The FDA is a federal agency that is empowered by the US Congress to create special acts, regulations, and programs related to food and drug safety and its promotion to society. The head of the Office of the Commissioner is appointed by the President and has to report to the Secretary of Health and Human Services. At this moment, this position is taken by Scott Gottlieb.
FDA Impact on Health Care
Healthcare organizations benefit from FDA reports and learn the latest innovations in medicine and patient care. Administrators learn how to keep their systems safe from outside threats. The promotion of safe use of medical devices is the lesson facilities receive from FDA regularly.
Nurses learn about the standards of care and patient education through FDA guidelines. FDA controls the work of all medical workers and promotes equality of services and professional relationships. Nursing practice has been considerably improved with FDA’s requirements and assessments.

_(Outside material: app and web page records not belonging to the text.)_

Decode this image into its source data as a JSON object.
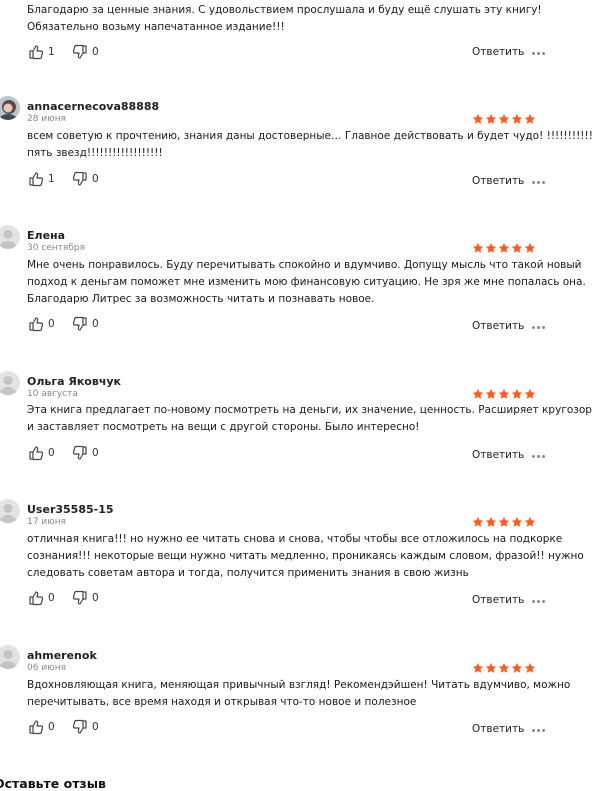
{
  "ui": {
    "reply_label": "Ответить",
    "star_color": "#ff5a1f",
    "leave_review_title": "Оставьте отзыв"
  },
  "reviews": [
    {
      "author": "",
      "date": "",
      "stars": 0,
      "text_lines": [
        "Благодарю за ценные знания. С удовольствием прослушала и буду ещё слушать эту книгу!",
        "Обязательно возьму напечатанное издание!!!"
      ],
      "likes": "1",
      "dislikes": "0",
      "avatar": "none"
    },
    {
      "author": "annacernecova88888",
      "date": "28 июня",
      "stars": 5,
      "text_lines": [
        "всем советую к прочтению, знания даны достоверные… Главное действовать и будет чудо! !!!!!!!!!!!",
        "пять звезд!!!!!!!!!!!!!!!!!!"
      ],
      "likes": "1",
      "dislikes": "0",
      "avatar": "photo"
    },
    {
      "author": "Елена",
      "date": "30 сентября",
      "stars": 5,
      "text_lines": [
        "Мне очень понравилось. Буду перечитывать спокойно и вдумчиво. Допущу мысль что такой новый",
        "подход к деньгам поможет мне изменить мою финансовую ситуацию. Не зря же мне попалась она.",
        "Благодарю Литрес за возможность читать и познавать новое."
      ],
      "likes": "0",
      "dislikes": "0",
      "avatar": "default"
    },
    {
      "author": "Ольга Яковчук",
      "date": "10 августа",
      "stars": 5,
      "text_lines": [
        "Эта книга предлагает по-новому посмотреть на деньги, их значение, ценность. Расширяет кругозор",
        "и заставляет посмотреть на вещи с другой стороны. Было интересно!"
      ],
      "likes": "0",
      "dislikes": "0",
      "avatar": "default"
    },
    {
      "author": "User35585-15",
      "date": "17 июня",
      "stars": 5,
      "text_lines": [
        "отличная книга!!! но нужно ее читать снова и снова, чтобы чтобы все отложилось на подкорке",
        "сознания!!! некоторые вещи нужно читать медленно, проникаясь каждым словом, фразой!! нужно",
        "следовать советам автора и тогда, получится применить знания в свою жизнь"
      ],
      "likes": "0",
      "dislikes": "0",
      "avatar": "default"
    },
    {
      "author": "ahmerenok",
      "date": "06 июня",
      "stars": 5,
      "text_lines": [
        "Вдохновляющая книга, меняющая привычный взгляд! Рекомендэйшен! Читать вдумчиво, можно",
        "перечитывать, все время находя и открывая что-то новое и полезное"
      ],
      "likes": "0",
      "dislikes": "0",
      "avatar": "default"
    }
  ]
}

Patient engagement in care was approved by the FDA several decades ago. Now, the patient perspective helps to evaluate the effects of therapies and diseases and improve healthcare outcomes (U.S. Food & Drug Administration, 2018b). Patients learn how to speak about their health problems and receive the services they deserve and need.
In general, the work of the FDA cannot be ignored by modern healthcare facilities. This agency has already survived numerous social, economic, medical, and political changes and stayed loyal to its main idea of public health protection. People should not suffer from new medical devices, drugs, and products, and the FDA is ready to give its approval to any organization whose risks decrease the number of their benefits. This agency has its impact on healthcare organizations, nurses, and patients, and their reports introduce a general picture of available resources.
U.S. Food & Drug Administration. (2018a). The history of FDA’s fight for consumer protection and public health. Web.
U.S. Food & Drug Administration. (2018b). Learn about FDA patient engagement. Web.